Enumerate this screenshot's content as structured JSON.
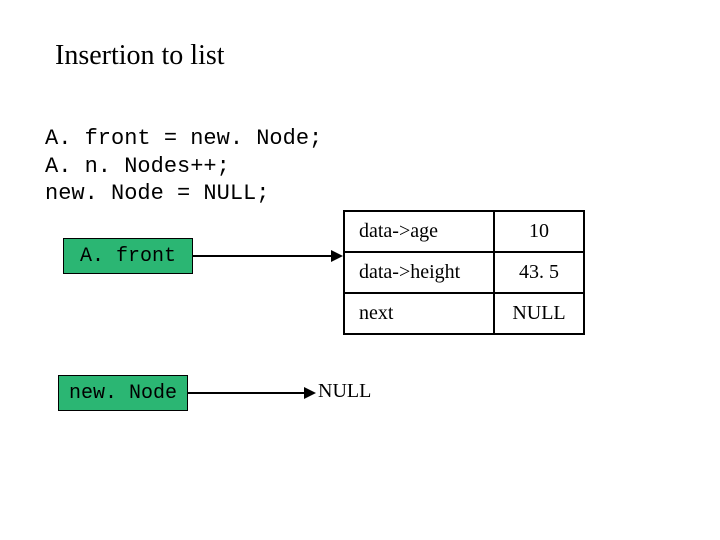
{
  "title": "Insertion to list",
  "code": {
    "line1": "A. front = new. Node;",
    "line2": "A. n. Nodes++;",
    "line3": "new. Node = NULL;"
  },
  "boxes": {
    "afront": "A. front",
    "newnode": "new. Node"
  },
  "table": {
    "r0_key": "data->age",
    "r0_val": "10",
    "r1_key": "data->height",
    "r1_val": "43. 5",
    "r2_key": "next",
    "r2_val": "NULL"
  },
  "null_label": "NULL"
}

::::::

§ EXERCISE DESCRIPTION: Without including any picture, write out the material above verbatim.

§ RESULT:
Enumerate this screenshot's content as structured JSON.
{
  "title": "Insertion to list",
  "code": {
    "line1": "A. front = new. Node;",
    "line2": "A. n. Nodes++;",
    "line3": "new. Node = NULL;"
  },
  "boxes": {
    "afront": "A. front",
    "newnode": "new. Node"
  },
  "table": {
    "r0_key": "data->age",
    "r0_val": "10",
    "r1_key": "data->height",
    "r1_val": "43. 5",
    "r2_key": "next",
    "r2_val": "NULL"
  },
  "null_label": "NULL"
}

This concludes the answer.